On Monday, January 25, 2010, the Court of Appeal (Third Appellate District) in Sacramento held further oral argument in McAdams v. Monier, Inc., no. C051841, which is one of the Tobacco II "grant and hold" cases. My post on the original McAdams opinion from 2007 (in which the Court of Appeal reversed the trial court's order denying certification of UCL and CLRA claims) is here.
Many thanks to the blog reader who attended the argument and provided the following anonymous report:
Spirited oral argument from a Panel consisting of Justices Sims, Butz and Sakauye in this case, which alleges that defendant Monier failed to disclose that its “slurry” coated cement tiles would lose their color and degrade down to bare concrete. The majority of questions came from Justice Sims, who was focused on whether subsequent purchasers of the product could be part of the class, asking about the situation where a family buys a home with the roofing tiles already installed. Justice Sims noted, they have no idea about any misrepresentations made by Monier, so could they get damages? Appellant’s counsel, after first noting that only restitution is available under the UCL, indicated that yes, those homeowners would be in the class but that restitution would only be provided once for any property and that no double recovery (i.e., for the original purchaser of the home/roofing tiles and any subsequent purchaser) would be sought.
Monier’s main argument to the panel, as in its briefs, was that post-Tobacco II, there still needed to be proof that individual class members actually received a misrepresentation as an element under the fraud prong of the UCL and Justice Sims wanted to know whether defendant is arguing that plaintiffs are not entitled to any class, or only a class of those who saw the misrepresentations. Defense counsel responded that the determination of whether a class is appropriate is one that should be made on remand, by the trail court.

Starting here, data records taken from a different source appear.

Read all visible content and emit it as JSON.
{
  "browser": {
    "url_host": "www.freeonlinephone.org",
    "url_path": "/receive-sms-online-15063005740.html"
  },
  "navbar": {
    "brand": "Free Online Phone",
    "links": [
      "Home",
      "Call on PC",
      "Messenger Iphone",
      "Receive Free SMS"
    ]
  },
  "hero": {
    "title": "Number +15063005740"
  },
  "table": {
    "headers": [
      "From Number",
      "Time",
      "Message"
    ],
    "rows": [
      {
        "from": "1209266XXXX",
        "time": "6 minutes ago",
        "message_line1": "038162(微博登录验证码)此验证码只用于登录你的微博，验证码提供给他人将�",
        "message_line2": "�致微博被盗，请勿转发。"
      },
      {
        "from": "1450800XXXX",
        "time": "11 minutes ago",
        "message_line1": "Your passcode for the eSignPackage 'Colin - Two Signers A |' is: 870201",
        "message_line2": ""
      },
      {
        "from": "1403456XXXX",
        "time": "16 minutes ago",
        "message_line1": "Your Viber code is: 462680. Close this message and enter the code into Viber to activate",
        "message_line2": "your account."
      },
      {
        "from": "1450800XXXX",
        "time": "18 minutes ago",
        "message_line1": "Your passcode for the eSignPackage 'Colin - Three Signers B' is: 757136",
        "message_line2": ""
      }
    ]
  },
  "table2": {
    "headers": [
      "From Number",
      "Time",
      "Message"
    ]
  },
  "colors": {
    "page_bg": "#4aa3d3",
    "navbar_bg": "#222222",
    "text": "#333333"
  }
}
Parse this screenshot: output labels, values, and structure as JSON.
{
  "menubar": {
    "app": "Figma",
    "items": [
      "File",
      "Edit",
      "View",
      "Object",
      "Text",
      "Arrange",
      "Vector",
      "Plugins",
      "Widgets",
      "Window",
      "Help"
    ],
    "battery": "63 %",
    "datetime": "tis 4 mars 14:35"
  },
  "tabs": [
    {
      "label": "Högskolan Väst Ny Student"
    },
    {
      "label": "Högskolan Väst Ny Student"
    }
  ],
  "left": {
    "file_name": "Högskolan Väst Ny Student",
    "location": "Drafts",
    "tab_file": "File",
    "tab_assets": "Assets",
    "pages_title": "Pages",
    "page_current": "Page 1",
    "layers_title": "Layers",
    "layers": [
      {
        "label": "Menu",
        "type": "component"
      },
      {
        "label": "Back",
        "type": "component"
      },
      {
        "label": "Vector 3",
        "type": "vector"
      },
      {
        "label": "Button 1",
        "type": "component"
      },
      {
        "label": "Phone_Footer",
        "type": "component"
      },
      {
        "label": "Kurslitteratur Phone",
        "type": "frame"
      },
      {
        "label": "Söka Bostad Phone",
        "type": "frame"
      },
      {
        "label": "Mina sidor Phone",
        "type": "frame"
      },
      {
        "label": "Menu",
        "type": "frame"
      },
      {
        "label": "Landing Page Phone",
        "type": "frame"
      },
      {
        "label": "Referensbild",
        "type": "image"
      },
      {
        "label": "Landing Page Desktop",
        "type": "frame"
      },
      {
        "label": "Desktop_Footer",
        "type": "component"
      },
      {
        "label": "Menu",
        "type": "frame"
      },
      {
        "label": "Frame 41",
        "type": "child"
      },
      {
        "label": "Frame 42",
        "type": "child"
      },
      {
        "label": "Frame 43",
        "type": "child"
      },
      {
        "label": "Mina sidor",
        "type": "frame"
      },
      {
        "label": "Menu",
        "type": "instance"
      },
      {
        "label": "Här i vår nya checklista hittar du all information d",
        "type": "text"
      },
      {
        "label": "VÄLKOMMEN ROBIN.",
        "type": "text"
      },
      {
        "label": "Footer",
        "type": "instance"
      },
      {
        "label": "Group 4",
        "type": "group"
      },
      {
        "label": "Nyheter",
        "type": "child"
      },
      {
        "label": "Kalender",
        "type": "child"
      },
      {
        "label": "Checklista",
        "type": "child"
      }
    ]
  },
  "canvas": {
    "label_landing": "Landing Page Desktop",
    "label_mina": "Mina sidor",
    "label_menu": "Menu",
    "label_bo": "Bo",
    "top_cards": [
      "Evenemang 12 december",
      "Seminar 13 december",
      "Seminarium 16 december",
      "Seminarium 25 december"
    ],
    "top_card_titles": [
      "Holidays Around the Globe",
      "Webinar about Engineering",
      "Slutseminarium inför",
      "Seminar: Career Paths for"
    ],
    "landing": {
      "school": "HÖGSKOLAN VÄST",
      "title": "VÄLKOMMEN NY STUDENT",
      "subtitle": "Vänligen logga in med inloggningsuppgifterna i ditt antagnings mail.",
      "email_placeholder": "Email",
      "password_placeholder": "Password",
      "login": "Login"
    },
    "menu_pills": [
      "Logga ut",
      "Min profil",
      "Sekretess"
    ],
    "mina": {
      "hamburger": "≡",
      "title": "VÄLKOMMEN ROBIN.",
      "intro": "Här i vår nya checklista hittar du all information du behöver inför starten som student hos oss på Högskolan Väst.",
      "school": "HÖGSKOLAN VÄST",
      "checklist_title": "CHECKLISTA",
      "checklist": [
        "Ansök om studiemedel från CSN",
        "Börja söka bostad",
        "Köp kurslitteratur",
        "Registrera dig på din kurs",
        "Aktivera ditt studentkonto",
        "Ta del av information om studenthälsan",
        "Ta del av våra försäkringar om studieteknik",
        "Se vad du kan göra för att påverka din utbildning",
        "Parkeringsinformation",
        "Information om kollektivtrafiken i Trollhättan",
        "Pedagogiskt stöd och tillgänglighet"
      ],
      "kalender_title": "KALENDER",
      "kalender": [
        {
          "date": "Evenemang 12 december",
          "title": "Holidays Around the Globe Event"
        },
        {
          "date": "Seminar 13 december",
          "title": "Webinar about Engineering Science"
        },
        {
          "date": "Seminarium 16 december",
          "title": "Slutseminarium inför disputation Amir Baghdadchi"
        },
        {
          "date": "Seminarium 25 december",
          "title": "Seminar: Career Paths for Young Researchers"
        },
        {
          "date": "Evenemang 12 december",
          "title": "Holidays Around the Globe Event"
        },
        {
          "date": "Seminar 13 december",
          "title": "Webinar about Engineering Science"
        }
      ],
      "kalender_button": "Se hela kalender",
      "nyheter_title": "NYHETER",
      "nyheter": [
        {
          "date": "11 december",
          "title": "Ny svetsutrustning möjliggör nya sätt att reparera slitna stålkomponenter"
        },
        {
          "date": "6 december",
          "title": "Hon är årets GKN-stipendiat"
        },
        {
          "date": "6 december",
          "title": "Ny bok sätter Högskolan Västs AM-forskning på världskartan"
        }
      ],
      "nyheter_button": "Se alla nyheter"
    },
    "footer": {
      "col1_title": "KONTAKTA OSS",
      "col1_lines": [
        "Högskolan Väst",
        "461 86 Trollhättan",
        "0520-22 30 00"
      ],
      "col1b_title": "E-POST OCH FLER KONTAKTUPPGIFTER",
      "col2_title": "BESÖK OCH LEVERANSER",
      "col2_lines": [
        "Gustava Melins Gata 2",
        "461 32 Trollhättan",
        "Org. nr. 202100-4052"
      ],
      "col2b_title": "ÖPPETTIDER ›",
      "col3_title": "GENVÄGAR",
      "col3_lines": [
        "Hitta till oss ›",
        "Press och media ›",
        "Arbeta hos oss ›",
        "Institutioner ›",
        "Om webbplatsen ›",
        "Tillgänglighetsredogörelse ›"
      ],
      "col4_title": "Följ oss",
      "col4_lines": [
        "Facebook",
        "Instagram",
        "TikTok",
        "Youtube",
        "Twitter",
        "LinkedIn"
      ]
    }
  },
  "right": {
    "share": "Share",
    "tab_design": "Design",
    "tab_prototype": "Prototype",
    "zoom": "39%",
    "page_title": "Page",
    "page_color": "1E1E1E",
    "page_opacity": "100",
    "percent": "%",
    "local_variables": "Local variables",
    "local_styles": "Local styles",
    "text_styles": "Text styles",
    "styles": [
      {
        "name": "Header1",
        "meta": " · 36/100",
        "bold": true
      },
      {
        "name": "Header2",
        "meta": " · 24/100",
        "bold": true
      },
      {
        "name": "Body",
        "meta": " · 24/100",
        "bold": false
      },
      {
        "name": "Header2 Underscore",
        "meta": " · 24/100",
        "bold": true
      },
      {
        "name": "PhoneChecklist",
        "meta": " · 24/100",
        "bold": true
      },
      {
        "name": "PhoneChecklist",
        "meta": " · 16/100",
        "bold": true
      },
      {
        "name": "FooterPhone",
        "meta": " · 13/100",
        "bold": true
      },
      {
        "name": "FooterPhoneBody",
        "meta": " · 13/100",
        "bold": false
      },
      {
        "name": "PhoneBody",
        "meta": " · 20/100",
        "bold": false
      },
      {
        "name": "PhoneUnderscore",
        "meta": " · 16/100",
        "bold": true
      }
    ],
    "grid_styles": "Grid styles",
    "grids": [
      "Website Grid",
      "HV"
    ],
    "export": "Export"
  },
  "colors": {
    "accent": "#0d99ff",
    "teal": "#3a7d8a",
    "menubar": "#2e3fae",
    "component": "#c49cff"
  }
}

On rebuttal, in response to further questions by Justice Sims about whether a class could include individuals who never received defendant’s representations and whether it is simply enough under the UCL to show a representation was misleading even if no one actually saw it, plaintiff’s counsel replied that post-Proposition 64, only the named plaintiff had to prove they received and relied on the misrepresentation. In closing, appellant’s counsel emphasized that that under both pre- and post-Tobacco II decisions courts have held that no individualized proof is necessary if a defendant’s advertisement is “likely to deceive.”
One interesting thing about this report is the fact that, apparently, none of the original three panelists is now assigned to the case. The original opinion's author, Justice Davis, retired in early 2009. It is unclear why the other two original justices are no longer on the panel. In any event, it will be very interesting to see how this opinion comes out.
I note that we still have not yet seen an opinion in the other Tobacco II "grant and hold" case, Pfizer v. Superior Court (Galfano), no. B188106, which was argued on December 7, 2009. According to the "scheduled actions" page of the docket, the Pfizer opinion is due to be filed by March 1, 2010.